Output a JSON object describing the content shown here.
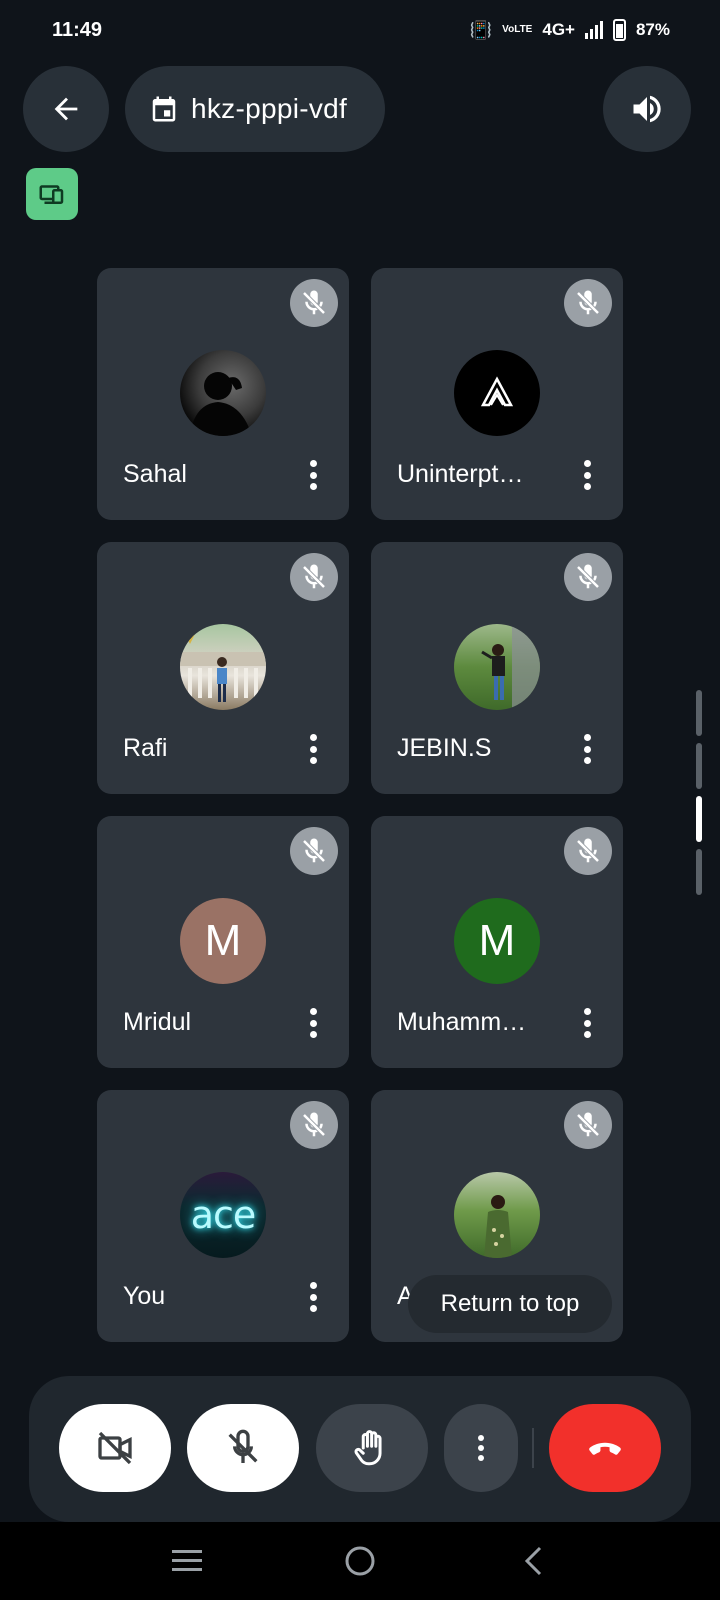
{
  "status_bar": {
    "time": "11:49",
    "network": "4G+",
    "volte": "VoLTE",
    "battery": "87%"
  },
  "header": {
    "meeting_code": "hkz-pppi-vdf",
    "back_icon": "arrow-left-icon",
    "calendar_icon": "calendar-icon",
    "speaker_icon": "speaker-icon"
  },
  "present_badge_icon": "devices-icon",
  "participants": [
    {
      "name": "Sahal",
      "avatar_type": "photo",
      "avatar_color": "#6b6b6b",
      "mic_muted": true
    },
    {
      "name": "Uninterpt…",
      "avatar_type": "logo",
      "avatar_color": "#000000",
      "mic_muted": true
    },
    {
      "name": "Rafi",
      "avatar_type": "photo",
      "avatar_color": "#8fa8a0",
      "mic_muted": true
    },
    {
      "name": "JEBIN.S",
      "avatar_type": "photo",
      "avatar_color": "#4f7a3e",
      "mic_muted": true
    },
    {
      "name": "Mridul",
      "avatar_type": "letter",
      "letter": "M",
      "avatar_color": "#9a7265",
      "mic_muted": true
    },
    {
      "name": "Muhamm…",
      "avatar_type": "letter",
      "letter": "M",
      "avatar_color": "#1f6b1d",
      "mic_muted": true
    },
    {
      "name": "You",
      "avatar_type": "text-logo",
      "logo_text": "ace",
      "avatar_color": "#0c2a30",
      "mic_muted": true
    },
    {
      "name": "AR",
      "avatar_type": "photo",
      "avatar_color": "#5a7a3c",
      "mic_muted": true
    }
  ],
  "return_to_top_label": "Return to top",
  "controls": {
    "camera_icon": "camera-off-icon",
    "mic_icon": "mic-off-icon",
    "hand_icon": "raise-hand-icon",
    "more_icon": "more-vert-icon",
    "end_call_icon": "end-call-icon",
    "end_call_color": "#f2302b"
  },
  "nav": {
    "recents_icon": "recents-icon",
    "home_icon": "home-icon",
    "back_icon": "nav-back-icon"
  }
}
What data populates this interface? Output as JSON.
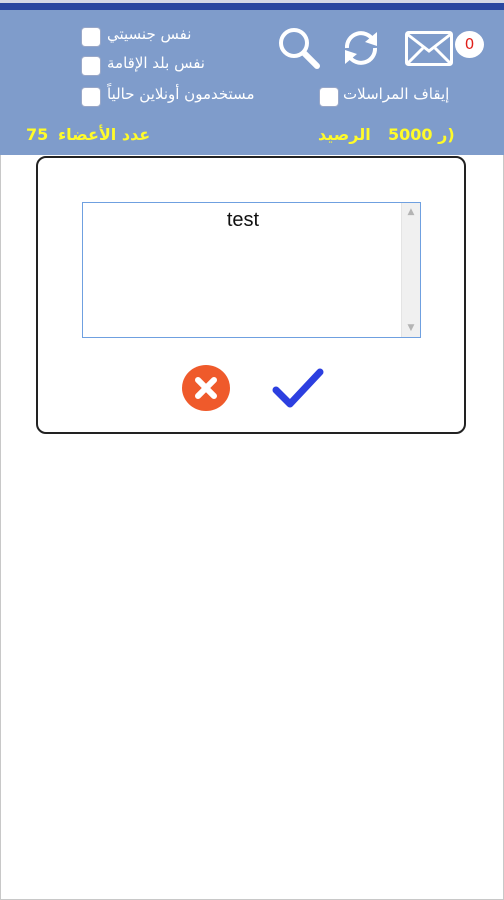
{
  "header": {
    "message_count": "0",
    "checkboxes": {
      "same_nationality": "نفس جنسيتي",
      "same_country": "نفس بلد الإقامة",
      "online_now": "مستخدمون أونلاين حالياً",
      "stop_messages": "إيقاف المراسلات"
    },
    "members_label": "عدد الأعضاء",
    "members_count": "75",
    "balance_label": "الرصيد",
    "balance_value": "(ر 5000"
  },
  "dialog": {
    "text_value": "test"
  },
  "colors": {
    "header_bg": "#7f9ccb",
    "top_bar": "#2b47a0",
    "balance_text": "#fffb2a",
    "cancel_button": "#ef5a2b",
    "confirm_check": "#2c3fe0"
  },
  "icons": [
    "mail-icon",
    "refresh-icon",
    "search-icon",
    "close-icon",
    "checkmark-icon",
    "scroll-up-icon",
    "scroll-down-icon"
  ]
}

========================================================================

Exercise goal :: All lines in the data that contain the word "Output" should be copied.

Written answer ::
Output a JSON object describing the content shown here.
What data populates this interface? Output as JSON.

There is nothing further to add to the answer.